Brief: The required result is each line of the entries below containing the string "value".
========
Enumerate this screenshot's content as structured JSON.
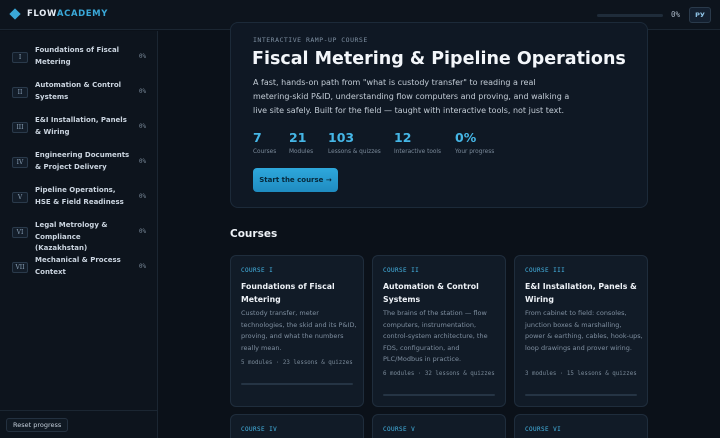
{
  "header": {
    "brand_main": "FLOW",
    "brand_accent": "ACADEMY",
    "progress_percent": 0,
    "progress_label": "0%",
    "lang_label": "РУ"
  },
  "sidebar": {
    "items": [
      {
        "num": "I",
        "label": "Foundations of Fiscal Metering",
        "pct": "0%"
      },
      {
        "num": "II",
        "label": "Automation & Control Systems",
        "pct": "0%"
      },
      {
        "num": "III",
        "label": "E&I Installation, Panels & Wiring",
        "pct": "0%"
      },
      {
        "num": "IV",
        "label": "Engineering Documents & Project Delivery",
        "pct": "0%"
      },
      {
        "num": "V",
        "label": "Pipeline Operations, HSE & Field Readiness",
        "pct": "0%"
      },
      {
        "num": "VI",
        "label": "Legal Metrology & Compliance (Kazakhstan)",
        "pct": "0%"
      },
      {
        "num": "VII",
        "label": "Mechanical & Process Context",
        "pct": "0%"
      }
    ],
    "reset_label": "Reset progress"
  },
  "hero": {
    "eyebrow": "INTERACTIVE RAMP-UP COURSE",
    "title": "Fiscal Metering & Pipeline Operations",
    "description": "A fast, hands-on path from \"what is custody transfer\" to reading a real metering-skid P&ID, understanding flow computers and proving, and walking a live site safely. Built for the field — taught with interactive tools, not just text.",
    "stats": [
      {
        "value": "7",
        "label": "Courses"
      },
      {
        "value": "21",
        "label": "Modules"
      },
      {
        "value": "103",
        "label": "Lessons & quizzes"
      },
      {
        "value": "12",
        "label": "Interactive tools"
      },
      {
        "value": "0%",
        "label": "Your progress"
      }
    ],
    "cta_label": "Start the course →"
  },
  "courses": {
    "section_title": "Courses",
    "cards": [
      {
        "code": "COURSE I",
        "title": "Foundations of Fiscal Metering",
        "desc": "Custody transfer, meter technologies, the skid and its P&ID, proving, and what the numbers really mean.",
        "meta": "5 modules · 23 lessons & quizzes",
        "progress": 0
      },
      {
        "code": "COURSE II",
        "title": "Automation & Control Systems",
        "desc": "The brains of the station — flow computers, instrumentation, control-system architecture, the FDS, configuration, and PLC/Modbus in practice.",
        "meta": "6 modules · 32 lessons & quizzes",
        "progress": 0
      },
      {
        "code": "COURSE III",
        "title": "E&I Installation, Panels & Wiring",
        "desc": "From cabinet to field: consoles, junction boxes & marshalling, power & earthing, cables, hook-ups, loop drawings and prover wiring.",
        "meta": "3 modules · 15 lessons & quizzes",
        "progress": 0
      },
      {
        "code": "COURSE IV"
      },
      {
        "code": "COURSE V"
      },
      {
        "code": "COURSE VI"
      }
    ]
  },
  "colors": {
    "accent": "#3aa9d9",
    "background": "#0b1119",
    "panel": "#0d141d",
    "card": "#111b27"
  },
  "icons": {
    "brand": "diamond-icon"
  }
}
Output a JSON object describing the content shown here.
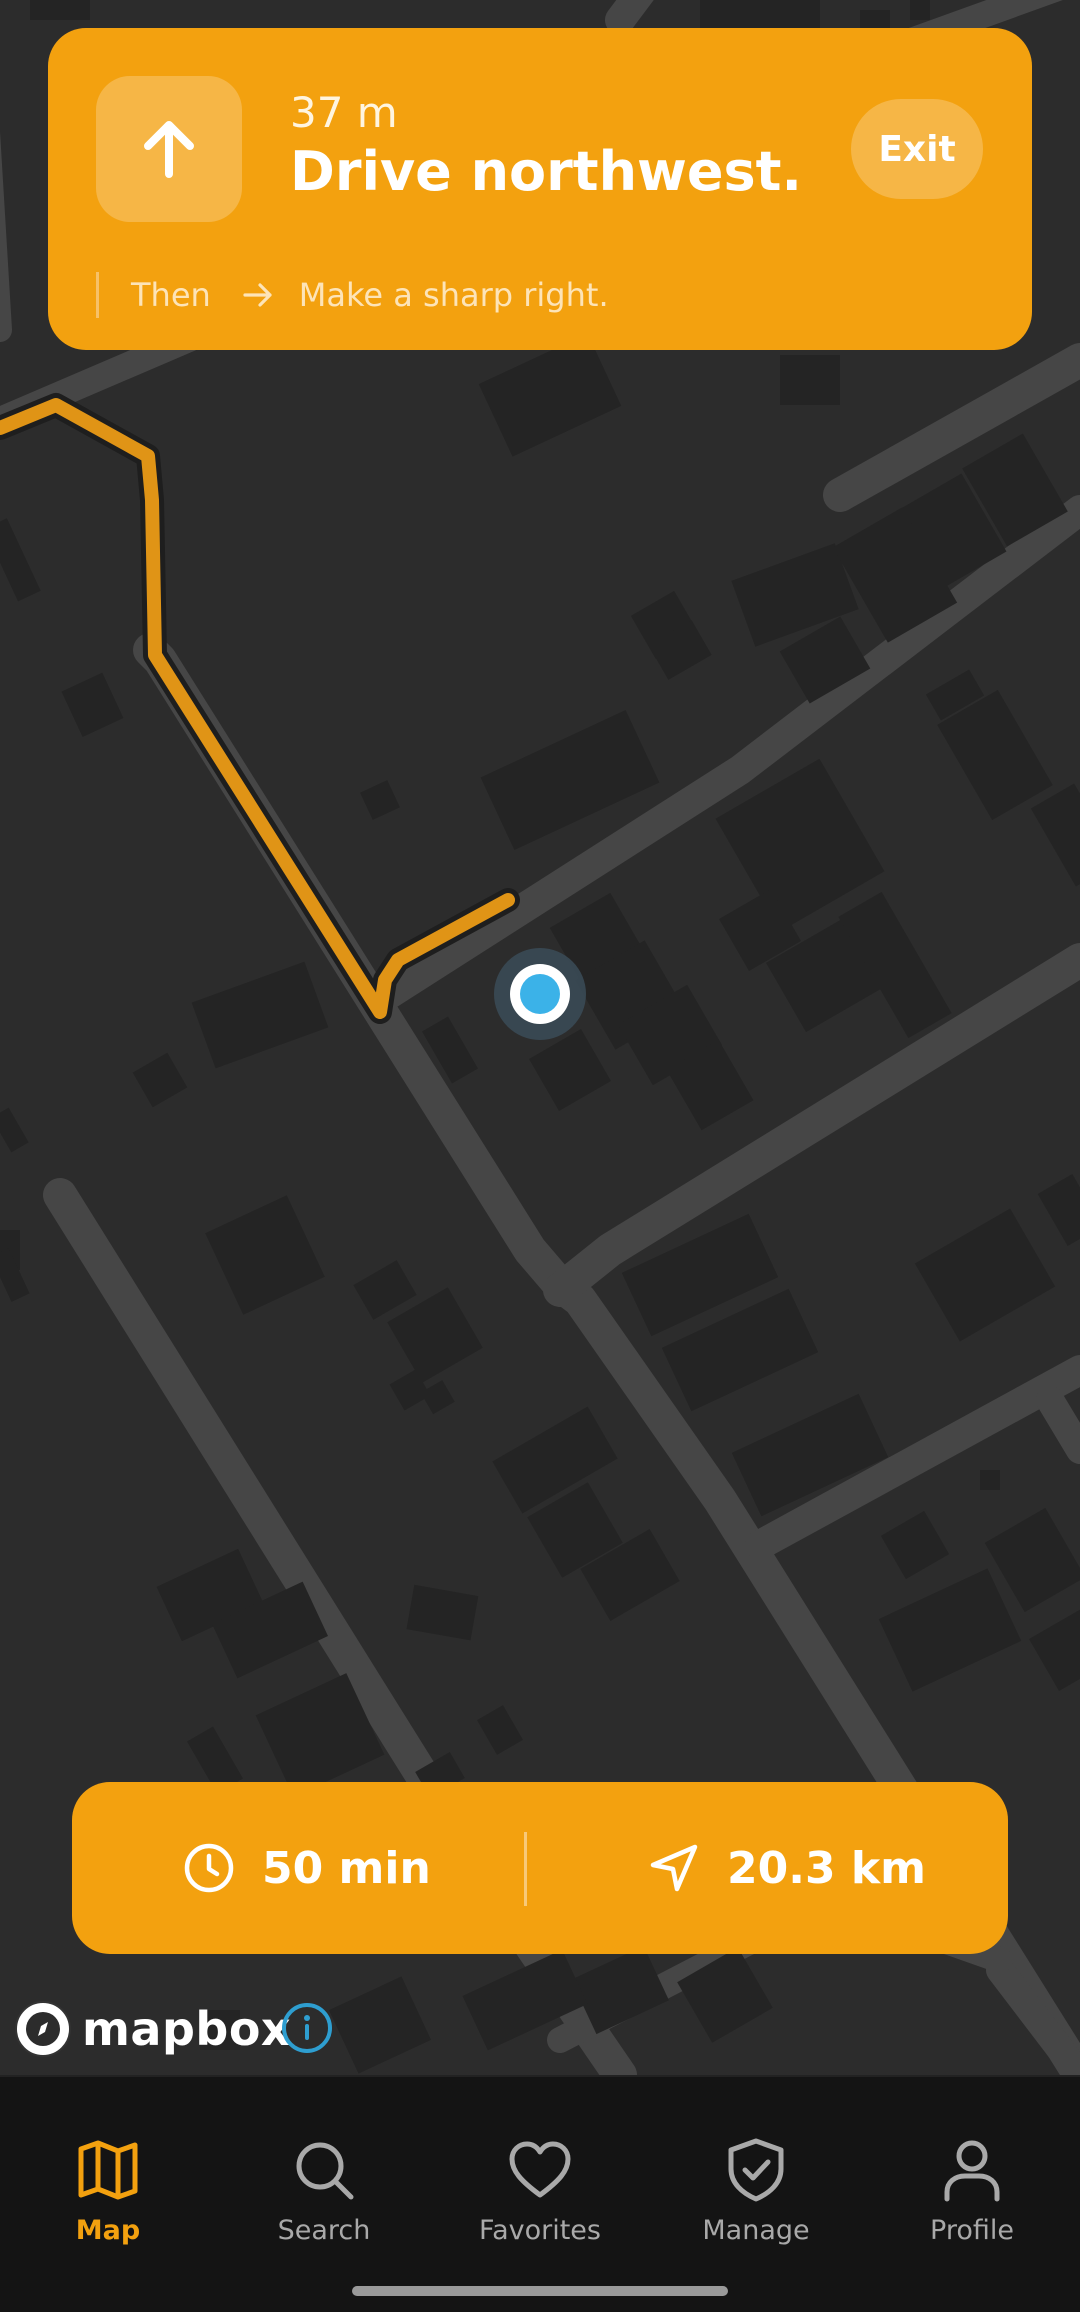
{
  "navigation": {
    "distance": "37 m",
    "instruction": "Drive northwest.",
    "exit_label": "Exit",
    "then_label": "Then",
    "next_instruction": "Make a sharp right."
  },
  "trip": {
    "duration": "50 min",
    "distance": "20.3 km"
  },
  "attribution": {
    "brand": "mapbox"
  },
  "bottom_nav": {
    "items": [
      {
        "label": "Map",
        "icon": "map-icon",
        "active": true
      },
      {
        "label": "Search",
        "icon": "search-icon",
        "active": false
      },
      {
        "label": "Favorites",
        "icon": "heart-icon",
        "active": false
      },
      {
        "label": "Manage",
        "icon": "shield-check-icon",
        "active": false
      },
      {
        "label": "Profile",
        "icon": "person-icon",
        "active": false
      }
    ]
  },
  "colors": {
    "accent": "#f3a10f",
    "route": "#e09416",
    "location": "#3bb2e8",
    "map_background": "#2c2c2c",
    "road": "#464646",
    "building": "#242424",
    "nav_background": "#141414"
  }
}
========
Response to the exercise:
        "value": "7",
        "value": "21",
        "value": "103",
        "value": "12",
        "value": "0%",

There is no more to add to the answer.